*Aim of the exercise*:
For every line in the records that has the word "title", make a copy.

*Recorded information*:

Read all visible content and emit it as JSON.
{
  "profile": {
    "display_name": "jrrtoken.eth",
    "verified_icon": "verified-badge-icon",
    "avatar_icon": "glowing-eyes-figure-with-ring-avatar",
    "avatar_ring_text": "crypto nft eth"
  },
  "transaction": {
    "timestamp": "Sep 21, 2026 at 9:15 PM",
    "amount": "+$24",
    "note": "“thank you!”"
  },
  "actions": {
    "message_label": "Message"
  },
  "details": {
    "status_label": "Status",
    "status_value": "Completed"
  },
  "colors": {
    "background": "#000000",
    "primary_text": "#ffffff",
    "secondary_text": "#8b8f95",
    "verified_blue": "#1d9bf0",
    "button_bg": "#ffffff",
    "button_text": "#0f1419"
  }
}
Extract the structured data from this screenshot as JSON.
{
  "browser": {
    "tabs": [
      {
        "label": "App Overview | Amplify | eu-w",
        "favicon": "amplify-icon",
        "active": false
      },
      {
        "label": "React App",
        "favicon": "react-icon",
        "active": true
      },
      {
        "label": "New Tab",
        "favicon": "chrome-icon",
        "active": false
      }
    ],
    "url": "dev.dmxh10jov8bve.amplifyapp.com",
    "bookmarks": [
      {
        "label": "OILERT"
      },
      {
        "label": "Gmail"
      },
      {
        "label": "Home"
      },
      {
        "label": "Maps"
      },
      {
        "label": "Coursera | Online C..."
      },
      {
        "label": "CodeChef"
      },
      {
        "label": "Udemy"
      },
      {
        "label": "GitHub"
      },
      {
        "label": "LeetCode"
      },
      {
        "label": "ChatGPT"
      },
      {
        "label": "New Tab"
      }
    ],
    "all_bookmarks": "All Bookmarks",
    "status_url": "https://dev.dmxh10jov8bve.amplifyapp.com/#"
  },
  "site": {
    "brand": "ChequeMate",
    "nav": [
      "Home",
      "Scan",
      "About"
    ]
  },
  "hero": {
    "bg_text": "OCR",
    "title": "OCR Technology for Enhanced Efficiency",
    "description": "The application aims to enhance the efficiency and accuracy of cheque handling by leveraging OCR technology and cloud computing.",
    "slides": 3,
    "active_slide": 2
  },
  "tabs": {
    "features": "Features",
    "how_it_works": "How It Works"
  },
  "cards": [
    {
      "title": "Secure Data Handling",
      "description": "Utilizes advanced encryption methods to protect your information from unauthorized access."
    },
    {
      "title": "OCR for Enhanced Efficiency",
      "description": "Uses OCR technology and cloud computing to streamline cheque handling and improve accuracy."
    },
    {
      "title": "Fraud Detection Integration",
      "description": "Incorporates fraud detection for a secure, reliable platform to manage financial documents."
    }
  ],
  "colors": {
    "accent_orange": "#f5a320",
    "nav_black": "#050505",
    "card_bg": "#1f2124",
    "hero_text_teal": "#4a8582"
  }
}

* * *

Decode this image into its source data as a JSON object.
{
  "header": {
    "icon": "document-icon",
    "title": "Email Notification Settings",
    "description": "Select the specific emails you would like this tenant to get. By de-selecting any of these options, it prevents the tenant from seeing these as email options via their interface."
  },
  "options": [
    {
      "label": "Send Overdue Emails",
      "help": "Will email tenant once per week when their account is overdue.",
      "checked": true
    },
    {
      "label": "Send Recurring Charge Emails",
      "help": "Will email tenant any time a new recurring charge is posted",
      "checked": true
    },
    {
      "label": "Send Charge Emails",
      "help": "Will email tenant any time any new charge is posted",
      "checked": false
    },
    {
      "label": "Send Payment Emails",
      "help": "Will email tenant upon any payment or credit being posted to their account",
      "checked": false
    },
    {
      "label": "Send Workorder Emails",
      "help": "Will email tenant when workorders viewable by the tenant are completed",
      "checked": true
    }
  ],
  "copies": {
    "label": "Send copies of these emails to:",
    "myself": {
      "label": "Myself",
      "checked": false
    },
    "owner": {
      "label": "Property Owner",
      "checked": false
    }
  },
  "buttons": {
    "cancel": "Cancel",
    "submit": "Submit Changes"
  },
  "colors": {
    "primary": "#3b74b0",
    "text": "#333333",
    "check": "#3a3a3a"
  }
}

*Result of the task*:
    "title": "OCR Technology for Enhanced Efficiency",
      "title": "Secure Data Handling",
      "title": "OCR for Enhanced Efficiency",
      "title": "Fraud Detection Integration",
    "title": "Email Notification Settings",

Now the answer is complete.